Various government agencies have acknowledged the need to develop and stockpile next generation anthrax vaccines employing modern vaccine technology, which offer the potential for improved safety, convenience, cost-effectiveness and more rapid immunity.
PharmAthene's anthrax vaccine will be lyophilized for optimal ease of storage and administration. Based on preliminary in vitro and in vivo animal data, the company believes the new lyophilized formulation should result in a vaccine that is thermostable and shows improved long-term stability, cold-chain-free storage stability and enhanced immunopotency compared to existing liquid anthrax vaccines.
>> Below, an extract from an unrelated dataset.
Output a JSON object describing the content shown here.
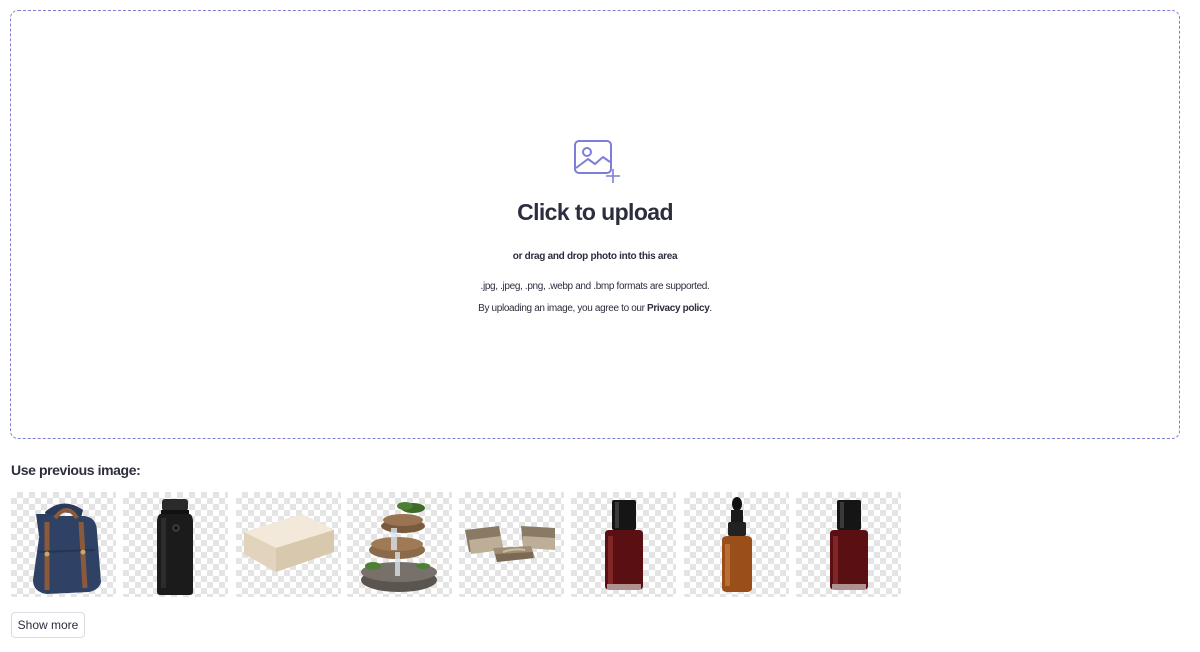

Eric I. Richman, president and CEO, said, "A lyophilized, next generation anthrax vaccine could be effective in fewer doses and be stored and distributed at room temperature, an important advantage for deployment in the government's civilian Strategic National Stockpile."
PharmAthene previously has demonstrated that a lyophilized rPA vaccine candidate is structurally stable and protected mice from a lethal dose of anthrax spores in a challenge assay after storage at various temperatures up to 70 degrees Centigrade, or 158 degrees Fahrenheit.